The opposing argument that is against eliminating entrance exams make the argument that without a set qualification or standard colleges would not have an efficient way to determine what the qualifications and which applicants meet the criteria. Supporters argue that entrance exams are used to determine which students are more likely to be successful in college. Entrance exams are not based on gender or race. Another argument to support entrance exams is that also explain that high school grading has a tendency of teachers giving higher grades then in the past. According to my research in 1987 students with A minus or above grade point average was at 27% and in 1996 jumped to 36% at the same time the students A minus and above grade point average score on entrance exams like SAT and ACT dropped 15 points. This statistic proves that grades are being given not accordingly to what the students actually obtain academically and they are not reliable when it comes to making the decision whether or not a student will be successful in college.  Supporters argue the difference of scores between social groups such as minorities and females are not because of the test. The difference could be factors such as; the students home environment, the quality of the school, and also money. Supporters say it is not possible to eliminate standardized testing becomes colleges have to many applicants to eliminate. California University at Berkeley receives 27,000 applicants a year for a class size of 3,500 students.  The opposing side has brought up the solution of not eliminating entrance exams but for teachers to try and help students to meet the standard that is required.
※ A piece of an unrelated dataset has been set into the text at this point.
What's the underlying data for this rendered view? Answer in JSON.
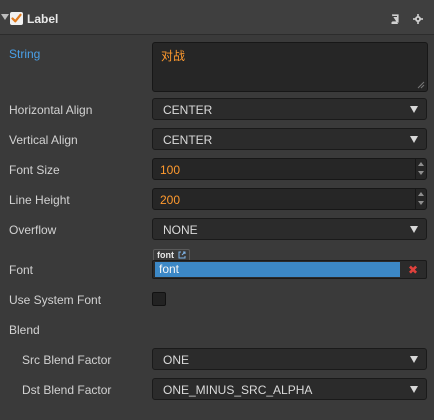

In conclusion in my opinion entrance exams are the best ways to determine which applicants get accepted and applicants are turned away. Grades are not the best solution to eliminating the entrance exams. Grades are not the best solution because teachers give students grades that haven’t been earned and not based on the student’s academic achievement. Entrance exams also are helping when admitting students because it sets the qualifications.
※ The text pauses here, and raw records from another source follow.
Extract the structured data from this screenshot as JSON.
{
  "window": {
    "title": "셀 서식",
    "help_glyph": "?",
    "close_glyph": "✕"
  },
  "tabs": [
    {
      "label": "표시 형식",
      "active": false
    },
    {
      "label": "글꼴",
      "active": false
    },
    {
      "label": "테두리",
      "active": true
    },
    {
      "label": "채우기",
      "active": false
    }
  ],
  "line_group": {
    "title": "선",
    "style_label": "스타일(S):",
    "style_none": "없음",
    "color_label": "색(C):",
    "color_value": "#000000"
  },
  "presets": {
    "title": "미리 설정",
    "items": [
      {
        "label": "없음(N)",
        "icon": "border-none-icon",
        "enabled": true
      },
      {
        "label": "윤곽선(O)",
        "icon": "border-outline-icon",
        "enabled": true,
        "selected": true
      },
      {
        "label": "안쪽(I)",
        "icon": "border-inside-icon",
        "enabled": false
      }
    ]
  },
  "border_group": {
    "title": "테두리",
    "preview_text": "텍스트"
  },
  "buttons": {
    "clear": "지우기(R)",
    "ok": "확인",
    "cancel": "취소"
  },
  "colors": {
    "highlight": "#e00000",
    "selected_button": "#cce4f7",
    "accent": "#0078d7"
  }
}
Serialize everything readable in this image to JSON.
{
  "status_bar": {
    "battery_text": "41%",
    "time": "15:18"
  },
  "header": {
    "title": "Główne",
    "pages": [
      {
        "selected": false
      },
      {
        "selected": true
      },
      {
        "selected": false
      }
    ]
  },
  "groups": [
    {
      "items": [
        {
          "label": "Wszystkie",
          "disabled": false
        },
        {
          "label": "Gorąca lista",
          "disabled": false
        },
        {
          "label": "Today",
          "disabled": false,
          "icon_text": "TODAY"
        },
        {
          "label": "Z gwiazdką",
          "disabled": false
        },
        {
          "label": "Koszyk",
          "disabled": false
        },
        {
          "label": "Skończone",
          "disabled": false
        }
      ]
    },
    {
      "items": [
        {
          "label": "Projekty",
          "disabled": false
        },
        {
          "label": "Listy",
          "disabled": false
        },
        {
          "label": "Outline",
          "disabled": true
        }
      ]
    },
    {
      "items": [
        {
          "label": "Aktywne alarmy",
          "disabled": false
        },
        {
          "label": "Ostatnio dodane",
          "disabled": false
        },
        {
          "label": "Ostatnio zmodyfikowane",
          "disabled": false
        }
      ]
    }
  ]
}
Work Cited

“College Entrance Exams.” Issues & Controversies On File: n. pag. Issues & Controversies. Facts On File News Services, 12 Mar. 1999. Web. 11 Apr. 2011. <http://www.2facts.com/article/i0400520&gt;.

Advertisements
Categories: Standardized Testing
  1. Patrick Davidson
    May 4, 2011 at 12:51 am

    I know how it is about the ACT pressure, I was a Valedictorian and graduated with a 4.25 GPA at my school, but when i took the ACT I ran out of time on the English section of the test and scored a 17. As you know a 17 causes you to go into remedial classes, which with my credentials I should not be in that class at all but I am. I believe that they should not get rid of the ACT but not make it so much of a burden to be the reason if you are able to get into the school or not. I also scored a composite of a 24 which still boggles my mind on why i had to take remedial but I know that if the ACT was not such a big deal to the schools then me and everyone else would have things much more better off and could be able to focus on much more important things like actual classes that count towards our degree.

  1. No trackbacks yet.

Leave a Reply

Fill in your details below or click an icon to log in:

WordPress.com Logo

You are commenting using your WordPress.com account. Log Out / Change )

Twitter picture

You are commenting using your Twitter account. Log Out / Change )

Facebook photo

You are commenting using your Facebook account. Log Out / Change )

Google+ photo

You are commenting using your Google+ account. Log Out / Change )

Connecting to %s

%d bloggers like this: